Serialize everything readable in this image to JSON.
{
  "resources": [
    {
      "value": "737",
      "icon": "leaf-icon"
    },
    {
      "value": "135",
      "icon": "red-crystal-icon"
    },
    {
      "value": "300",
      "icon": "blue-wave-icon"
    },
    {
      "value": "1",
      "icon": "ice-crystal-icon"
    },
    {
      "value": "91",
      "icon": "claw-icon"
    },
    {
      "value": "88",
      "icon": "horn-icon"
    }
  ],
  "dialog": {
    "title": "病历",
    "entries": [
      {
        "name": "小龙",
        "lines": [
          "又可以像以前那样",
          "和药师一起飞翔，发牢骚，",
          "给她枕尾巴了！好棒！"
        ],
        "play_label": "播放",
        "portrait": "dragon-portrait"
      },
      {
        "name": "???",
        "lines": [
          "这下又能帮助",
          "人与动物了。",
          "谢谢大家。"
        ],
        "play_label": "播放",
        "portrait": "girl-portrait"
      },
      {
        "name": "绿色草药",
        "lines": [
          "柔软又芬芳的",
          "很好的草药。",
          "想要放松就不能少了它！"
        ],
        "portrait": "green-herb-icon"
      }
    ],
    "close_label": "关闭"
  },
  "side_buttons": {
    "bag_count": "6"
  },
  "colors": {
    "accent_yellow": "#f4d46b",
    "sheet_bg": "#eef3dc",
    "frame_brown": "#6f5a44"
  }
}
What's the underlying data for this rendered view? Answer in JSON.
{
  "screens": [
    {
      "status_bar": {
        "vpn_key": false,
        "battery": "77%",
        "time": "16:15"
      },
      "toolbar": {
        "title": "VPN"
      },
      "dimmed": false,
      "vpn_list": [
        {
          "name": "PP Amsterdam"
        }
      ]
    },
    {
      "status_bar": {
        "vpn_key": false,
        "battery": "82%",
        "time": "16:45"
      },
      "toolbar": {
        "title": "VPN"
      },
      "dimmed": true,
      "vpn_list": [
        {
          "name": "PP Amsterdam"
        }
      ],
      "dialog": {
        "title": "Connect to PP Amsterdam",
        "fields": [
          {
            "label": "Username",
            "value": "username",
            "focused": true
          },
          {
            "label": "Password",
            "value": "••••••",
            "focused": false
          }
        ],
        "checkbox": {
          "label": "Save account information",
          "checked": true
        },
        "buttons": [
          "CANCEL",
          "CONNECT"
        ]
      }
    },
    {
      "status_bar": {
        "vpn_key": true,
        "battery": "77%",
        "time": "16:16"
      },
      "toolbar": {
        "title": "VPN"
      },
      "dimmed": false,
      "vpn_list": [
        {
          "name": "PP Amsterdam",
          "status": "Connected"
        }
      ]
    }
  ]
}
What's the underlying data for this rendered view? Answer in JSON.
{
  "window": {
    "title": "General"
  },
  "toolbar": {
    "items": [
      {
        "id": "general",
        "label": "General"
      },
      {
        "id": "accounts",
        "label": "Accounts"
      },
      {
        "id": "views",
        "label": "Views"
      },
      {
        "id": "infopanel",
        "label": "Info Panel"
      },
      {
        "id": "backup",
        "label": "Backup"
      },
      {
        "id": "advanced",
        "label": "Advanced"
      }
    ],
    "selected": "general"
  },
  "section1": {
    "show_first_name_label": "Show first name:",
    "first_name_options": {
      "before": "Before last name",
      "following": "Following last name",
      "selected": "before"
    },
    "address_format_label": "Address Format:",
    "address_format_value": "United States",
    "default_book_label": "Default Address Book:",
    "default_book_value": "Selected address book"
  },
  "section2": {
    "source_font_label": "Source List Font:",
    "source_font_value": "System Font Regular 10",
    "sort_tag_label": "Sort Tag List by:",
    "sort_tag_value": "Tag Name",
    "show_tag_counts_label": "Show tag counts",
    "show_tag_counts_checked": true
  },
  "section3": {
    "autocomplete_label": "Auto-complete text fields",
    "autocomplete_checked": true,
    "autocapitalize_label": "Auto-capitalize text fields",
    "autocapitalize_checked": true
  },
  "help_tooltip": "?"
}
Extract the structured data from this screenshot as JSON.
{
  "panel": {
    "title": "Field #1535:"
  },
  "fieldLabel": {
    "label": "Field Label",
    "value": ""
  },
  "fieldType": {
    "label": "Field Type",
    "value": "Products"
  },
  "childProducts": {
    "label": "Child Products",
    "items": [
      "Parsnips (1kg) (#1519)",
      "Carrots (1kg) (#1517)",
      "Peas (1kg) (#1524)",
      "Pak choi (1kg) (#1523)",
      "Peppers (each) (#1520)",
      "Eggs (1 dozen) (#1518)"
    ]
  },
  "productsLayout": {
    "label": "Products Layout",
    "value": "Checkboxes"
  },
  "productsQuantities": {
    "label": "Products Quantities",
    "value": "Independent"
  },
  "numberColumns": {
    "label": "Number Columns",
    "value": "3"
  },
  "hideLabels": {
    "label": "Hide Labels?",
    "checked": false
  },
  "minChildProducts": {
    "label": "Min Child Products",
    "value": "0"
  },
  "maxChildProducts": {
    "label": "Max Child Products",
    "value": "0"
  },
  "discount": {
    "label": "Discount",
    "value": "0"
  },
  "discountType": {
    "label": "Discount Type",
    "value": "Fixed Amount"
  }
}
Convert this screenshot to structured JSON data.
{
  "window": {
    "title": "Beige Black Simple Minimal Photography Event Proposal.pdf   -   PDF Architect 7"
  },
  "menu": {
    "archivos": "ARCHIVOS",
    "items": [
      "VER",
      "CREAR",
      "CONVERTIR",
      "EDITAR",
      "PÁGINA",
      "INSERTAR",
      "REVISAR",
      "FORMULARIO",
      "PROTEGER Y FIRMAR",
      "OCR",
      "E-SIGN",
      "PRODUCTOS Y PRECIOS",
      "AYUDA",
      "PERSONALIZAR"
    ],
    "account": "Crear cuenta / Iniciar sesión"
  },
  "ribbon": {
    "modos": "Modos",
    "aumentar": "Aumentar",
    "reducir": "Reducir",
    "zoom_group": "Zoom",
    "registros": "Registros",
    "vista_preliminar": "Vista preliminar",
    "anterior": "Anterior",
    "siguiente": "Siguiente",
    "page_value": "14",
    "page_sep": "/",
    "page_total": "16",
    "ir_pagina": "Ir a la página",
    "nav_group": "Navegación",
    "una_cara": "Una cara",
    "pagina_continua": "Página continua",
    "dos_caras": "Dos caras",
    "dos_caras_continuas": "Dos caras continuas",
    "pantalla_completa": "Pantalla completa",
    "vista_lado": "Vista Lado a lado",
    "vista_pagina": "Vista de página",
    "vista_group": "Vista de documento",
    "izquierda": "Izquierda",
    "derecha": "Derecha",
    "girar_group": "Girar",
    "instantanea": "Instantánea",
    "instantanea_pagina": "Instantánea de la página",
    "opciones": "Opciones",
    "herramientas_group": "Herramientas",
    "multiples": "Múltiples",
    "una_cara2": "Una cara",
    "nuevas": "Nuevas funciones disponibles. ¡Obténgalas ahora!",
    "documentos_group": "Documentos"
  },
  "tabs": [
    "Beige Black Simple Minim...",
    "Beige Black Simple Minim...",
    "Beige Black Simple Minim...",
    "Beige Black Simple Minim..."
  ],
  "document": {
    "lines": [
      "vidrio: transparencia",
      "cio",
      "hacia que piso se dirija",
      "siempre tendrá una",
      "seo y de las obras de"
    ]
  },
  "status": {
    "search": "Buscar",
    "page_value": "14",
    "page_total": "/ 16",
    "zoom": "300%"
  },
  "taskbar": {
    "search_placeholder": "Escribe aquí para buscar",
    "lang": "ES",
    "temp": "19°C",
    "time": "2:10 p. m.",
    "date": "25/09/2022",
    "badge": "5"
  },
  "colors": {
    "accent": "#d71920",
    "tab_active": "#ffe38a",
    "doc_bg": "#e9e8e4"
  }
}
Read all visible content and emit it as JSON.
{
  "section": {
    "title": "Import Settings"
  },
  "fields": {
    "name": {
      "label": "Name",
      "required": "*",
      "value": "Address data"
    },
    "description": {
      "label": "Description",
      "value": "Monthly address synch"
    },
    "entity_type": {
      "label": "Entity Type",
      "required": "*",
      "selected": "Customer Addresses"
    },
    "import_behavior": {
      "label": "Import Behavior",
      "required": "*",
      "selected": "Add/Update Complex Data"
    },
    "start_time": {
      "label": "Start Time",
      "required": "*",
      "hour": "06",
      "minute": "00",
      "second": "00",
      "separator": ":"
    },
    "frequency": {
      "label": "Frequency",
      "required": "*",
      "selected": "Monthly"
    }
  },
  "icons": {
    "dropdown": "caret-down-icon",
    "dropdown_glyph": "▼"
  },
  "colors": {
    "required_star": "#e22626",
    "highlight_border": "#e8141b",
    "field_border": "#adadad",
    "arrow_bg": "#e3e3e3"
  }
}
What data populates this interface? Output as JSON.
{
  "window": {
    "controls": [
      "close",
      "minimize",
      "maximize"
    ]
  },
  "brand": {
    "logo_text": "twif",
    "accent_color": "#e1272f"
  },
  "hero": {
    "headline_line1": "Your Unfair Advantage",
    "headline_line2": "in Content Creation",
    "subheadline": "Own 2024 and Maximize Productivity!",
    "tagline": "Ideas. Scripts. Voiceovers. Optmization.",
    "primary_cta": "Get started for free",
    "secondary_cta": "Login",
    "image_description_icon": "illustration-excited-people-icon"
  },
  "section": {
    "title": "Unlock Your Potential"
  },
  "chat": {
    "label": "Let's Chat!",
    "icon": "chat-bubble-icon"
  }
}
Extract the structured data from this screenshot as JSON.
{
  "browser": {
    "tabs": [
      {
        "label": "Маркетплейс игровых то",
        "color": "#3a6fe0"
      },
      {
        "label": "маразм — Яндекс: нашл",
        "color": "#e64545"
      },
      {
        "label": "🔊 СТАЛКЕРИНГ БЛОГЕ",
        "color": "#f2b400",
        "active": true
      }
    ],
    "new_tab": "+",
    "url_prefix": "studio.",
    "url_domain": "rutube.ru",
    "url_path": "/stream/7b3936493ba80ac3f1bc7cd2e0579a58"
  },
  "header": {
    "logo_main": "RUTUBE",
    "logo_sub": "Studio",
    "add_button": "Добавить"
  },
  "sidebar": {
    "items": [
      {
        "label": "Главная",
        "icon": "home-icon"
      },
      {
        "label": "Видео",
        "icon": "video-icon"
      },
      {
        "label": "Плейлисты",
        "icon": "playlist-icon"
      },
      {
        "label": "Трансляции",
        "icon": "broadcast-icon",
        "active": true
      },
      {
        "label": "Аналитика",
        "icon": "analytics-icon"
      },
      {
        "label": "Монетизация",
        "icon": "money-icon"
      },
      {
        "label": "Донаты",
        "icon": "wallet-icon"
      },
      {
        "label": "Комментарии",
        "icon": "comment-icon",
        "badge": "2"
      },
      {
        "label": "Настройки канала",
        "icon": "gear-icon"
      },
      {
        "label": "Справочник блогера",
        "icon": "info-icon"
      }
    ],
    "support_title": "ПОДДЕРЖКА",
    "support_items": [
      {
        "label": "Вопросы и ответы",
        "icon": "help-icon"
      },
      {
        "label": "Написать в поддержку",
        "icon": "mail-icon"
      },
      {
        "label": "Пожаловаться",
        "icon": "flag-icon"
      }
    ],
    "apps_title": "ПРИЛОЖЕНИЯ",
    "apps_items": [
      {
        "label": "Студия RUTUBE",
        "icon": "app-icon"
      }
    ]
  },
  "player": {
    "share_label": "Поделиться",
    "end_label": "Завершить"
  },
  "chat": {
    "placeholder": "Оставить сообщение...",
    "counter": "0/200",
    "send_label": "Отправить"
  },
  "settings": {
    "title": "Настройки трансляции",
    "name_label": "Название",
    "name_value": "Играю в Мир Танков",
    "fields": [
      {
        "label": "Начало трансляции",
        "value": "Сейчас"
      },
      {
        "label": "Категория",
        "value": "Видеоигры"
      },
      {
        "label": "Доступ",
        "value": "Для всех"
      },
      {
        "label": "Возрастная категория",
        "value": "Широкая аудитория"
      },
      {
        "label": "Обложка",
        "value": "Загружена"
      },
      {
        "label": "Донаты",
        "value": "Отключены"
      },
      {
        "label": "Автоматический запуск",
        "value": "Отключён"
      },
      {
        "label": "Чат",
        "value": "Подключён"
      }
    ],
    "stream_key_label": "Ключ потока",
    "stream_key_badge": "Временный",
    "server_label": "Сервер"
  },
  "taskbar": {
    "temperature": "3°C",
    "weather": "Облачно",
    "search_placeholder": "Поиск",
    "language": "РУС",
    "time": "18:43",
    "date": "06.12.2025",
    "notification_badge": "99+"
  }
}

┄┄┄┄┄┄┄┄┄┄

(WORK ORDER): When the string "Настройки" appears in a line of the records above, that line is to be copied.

(RESPONSE):
        "label": "Настройки канала",
    "title": "Настройки трансляции",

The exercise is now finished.